At this point João hasn’t told us much about sailing – I imagine it to be extremely relaxing, a chill activity. “It’s very gusty today,” João says. “Look – there’s a gust coming now.” I can see the water ahead turn dark grey, an ominous ripple that heads quickly towards us. Then it hits, the gust catches the sail and the entire boat tilts violently at a 90 degree angle. I clutch the sides and scream. Onya’s camera dangles around her neck as she clutches the side too. “IS THIS NORMAL?!” I shout at João who is laughing uproariously. “Don’t worry!” João laughs. “We won’t capsize!” He tugs on a rope and thank the heavens, the boat straightens out. My heart is beating so fast it feels like it will thump out my chest. “It’s very gusty today,” João says. “Oh really,” I say still clutching the side of the boat. “Hadn’t noticed.”
Onya is back on her feet taking snaps of the beautiful scenery. The boat continues to rock and lurch but it stays relatively calm for a few minutes. “Look! Another gust!” João says. But this time I’m ready. I brace myself to get lurched sideways and Onya does the same. It’s still terrifying but I try to believe that we won’t capsize. João knows what he’s talking about afterall.
And when the river is calm the experience is incredible. “You can see the whole of Lisbon!” João says. “This is the best way to see the city.” He’s right. We pass under the gigantic red suspension bridge, then past the spread arms of National Statue of Christ the King on the banks of Alameda.
“Maybe we should put the second sail up,” João says. “It’s pretty calm now.” I have a bad feeling about this plan but I say okay, João, fine.

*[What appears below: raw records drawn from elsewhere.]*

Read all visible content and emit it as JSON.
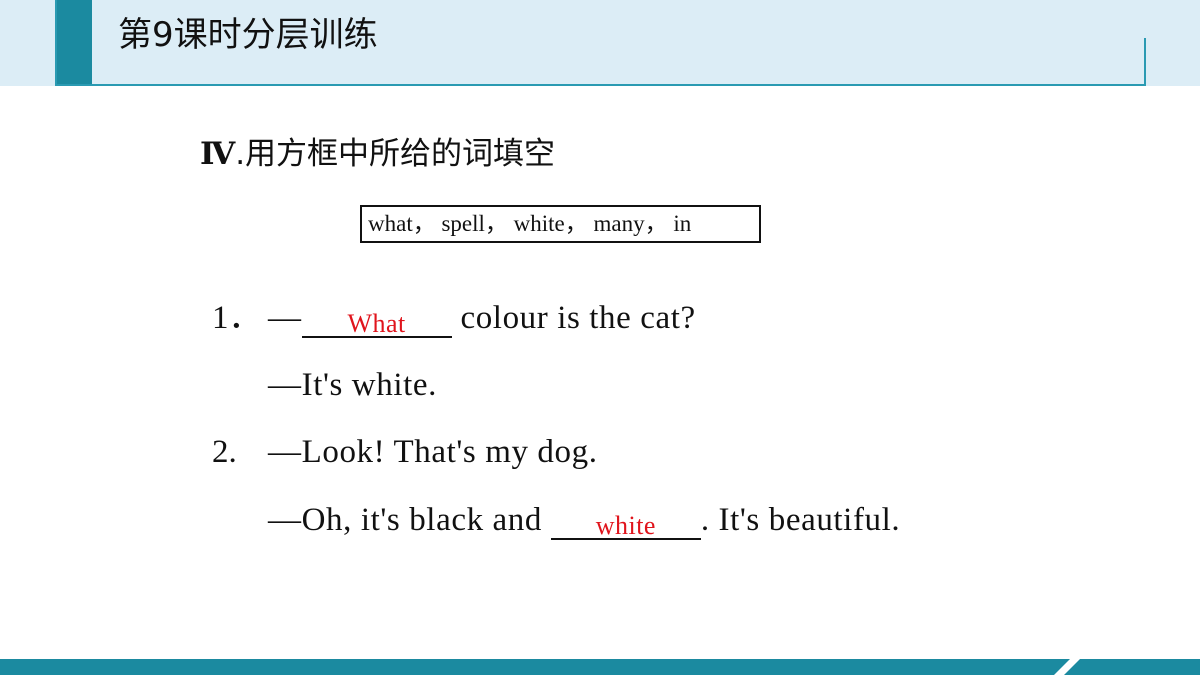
{
  "header": {
    "title": "第9课时分层训练"
  },
  "section": {
    "numeral": "Ⅳ",
    "heading": ".用方框中所给的词填空"
  },
  "word_box": {
    "text": "what， spell， white， many， in"
  },
  "items": [
    {
      "number": "1．",
      "prefix": "—",
      "answer": "What",
      "suffix": " colour is the cat?",
      "reply": "—It's white."
    },
    {
      "number": "2.",
      "line": "—Look! That's my dog.",
      "reply_prefix": "—Oh, it's black and ",
      "answer": "white",
      "reply_suffix": ". It's beautiful."
    }
  ],
  "colors": {
    "accent": "#1b8aa0",
    "header_bg": "#dcedf6",
    "answer": "#e0141c"
  }
}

Let’s put the second sail up. We turn the boat back in the direction of the harbour and João heads to the front to rig up the second mast. “Do you want to try holding the rope?” He asks me and puts the rope in my hand before I have time to answer.

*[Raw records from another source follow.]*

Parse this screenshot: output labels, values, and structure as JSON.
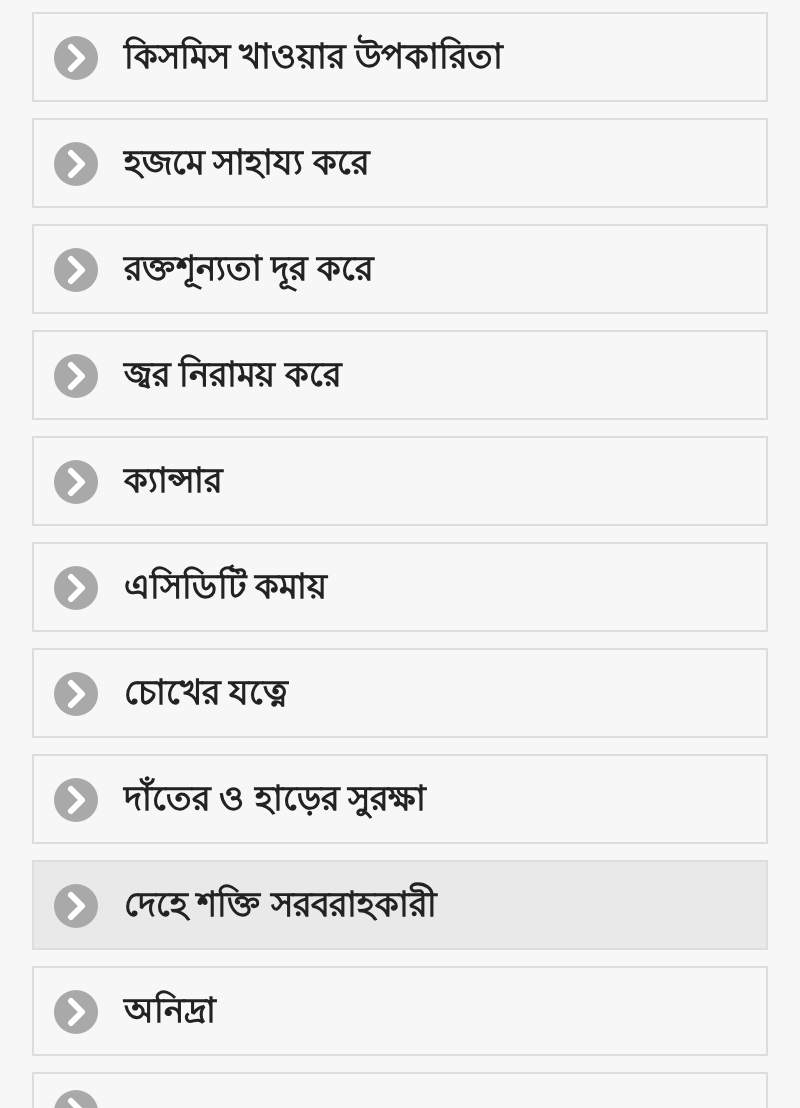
{
  "items": [
    {
      "kind": "link",
      "label": "কিসমিস খাওয়ার উপকারিতা",
      "selected": false
    },
    {
      "kind": "link",
      "label": "হজমে সাহায্য করে",
      "selected": false
    },
    {
      "kind": "link",
      "label": "রক্তশূন্যতা দূর করে",
      "selected": false
    },
    {
      "kind": "link",
      "label": "জ্বর নিরাময় করে",
      "selected": false
    },
    {
      "kind": "link",
      "label": "ক্যান্সার",
      "selected": false
    },
    {
      "kind": "link",
      "label": "এসিডিটি কমায়",
      "selected": false
    },
    {
      "kind": "link",
      "label": "চোখের যত্নে",
      "selected": false
    },
    {
      "kind": "link",
      "label": "দাঁতের ও হাড়ের সুরক্ষা",
      "selected": false
    },
    {
      "kind": "link",
      "label": "দেহে শক্তি সরবরাহকারী",
      "selected": true
    },
    {
      "kind": "link",
      "label": "অনিদ্রা",
      "selected": false
    },
    {
      "kind": "cut",
      "selected": false
    }
  ]
}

And then, of course, at that exact moment, a gust of wind comes. But this time it’s hitting two sails. The boat lurches violently sideways and upwards. The opposite side of the boat plunges underwater and I’m pushed upwards, almost to standing. I can feel myself lose my balance and realise this is it. This is the moment I get hurled into the choppy waters of the Tagus River. Onya and I are screaming our heads off. One side of the boat is entirely submerged underwater. Even João looks worried. He tugs on the sail. The boat balances back slightly, enough for me to get into a foetal position at the bottom of the boat. This is by a very long way the most terrifying Urban Sport of the Week I’ve done so far. “I thought sailing would be chill!” I shout from my foetal position.

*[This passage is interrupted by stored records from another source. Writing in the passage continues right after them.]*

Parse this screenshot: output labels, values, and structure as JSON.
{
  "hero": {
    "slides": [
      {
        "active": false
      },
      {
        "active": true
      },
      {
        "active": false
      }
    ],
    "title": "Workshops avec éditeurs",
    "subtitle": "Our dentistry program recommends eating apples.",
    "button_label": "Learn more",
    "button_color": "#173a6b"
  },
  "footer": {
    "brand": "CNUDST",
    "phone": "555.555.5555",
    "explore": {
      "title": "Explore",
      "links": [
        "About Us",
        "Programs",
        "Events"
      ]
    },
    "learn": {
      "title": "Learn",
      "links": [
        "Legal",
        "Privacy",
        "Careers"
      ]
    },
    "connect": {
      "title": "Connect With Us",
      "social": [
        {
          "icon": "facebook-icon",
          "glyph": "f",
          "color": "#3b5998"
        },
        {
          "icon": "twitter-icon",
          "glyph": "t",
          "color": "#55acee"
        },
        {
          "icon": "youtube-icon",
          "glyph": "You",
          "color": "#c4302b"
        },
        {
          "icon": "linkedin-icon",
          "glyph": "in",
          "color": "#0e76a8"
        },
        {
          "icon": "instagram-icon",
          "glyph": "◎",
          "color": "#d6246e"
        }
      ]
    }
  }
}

Then Onya does the unthinkable. The boat is mid-lurch, almost entirely on its side in the water, and Onya gets up and makes her way to the front of the boat. “Onya!!!” I scream. “Don’t do it!!!!” But it’s too late. She wraps her legs around the main mast, camera round her neck and, despite being tilted at 180 degrees, proceeds to take snaps of the entire ordeal. “Don’t worry!” She shouts. “I’ve got used to the near-death vibes!” I think we can all agree that Onya deserves a medal for commitment.
After a few more terrifying gusts of wind where my life flashes before my eyes we finally spot the harbour again. João takes down the second sail, probably because he’s sick of hearing me scream at the top of my lungs, and he turns the motor on to guide us back into the harbour. I’ve never been so relieved to stand on stable ground in my entire life.
Afterwards João tells me that this was a particularly intense day to have a first sailing experience. But he assures me it’s a fantastic hobby. “It clears your head.” he says. “All the things that fill your head, they disappear when you’re sailing. When you’re in the boat you don’t think about anything else. And when it’s calm you can truly enjoy the moment.” I didn’t quite get to that point but I have every intention to try sailing again – I’ll just go on a day that’s less gusty.